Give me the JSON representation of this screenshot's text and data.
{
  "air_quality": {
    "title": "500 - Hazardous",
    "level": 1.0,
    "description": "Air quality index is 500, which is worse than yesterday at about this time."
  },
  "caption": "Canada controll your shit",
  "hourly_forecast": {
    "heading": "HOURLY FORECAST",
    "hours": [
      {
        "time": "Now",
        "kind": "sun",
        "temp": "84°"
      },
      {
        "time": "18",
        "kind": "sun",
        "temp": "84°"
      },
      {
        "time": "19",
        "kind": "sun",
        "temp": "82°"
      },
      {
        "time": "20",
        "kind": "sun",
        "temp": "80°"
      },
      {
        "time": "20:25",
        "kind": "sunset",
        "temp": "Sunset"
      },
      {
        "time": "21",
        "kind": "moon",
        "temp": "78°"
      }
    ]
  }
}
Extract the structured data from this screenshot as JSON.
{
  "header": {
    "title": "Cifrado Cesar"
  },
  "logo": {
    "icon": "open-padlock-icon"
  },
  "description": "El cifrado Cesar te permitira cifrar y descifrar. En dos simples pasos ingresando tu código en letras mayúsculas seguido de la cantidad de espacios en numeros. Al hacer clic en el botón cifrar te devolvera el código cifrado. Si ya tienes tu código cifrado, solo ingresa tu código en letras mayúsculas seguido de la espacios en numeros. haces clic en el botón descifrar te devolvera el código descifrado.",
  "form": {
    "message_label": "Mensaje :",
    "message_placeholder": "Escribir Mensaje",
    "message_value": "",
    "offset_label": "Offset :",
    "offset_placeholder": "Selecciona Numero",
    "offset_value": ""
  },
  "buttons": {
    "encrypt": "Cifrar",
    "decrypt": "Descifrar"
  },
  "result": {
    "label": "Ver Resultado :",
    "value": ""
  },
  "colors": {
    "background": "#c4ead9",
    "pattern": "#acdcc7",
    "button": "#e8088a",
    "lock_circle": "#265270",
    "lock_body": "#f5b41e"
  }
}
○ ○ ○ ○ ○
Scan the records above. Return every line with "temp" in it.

        "temp": "84°"
        "temp": "84°"
        "temp": "82°"
        "temp": "80°"
        "temp": "Sunset"
        "temp": "78°"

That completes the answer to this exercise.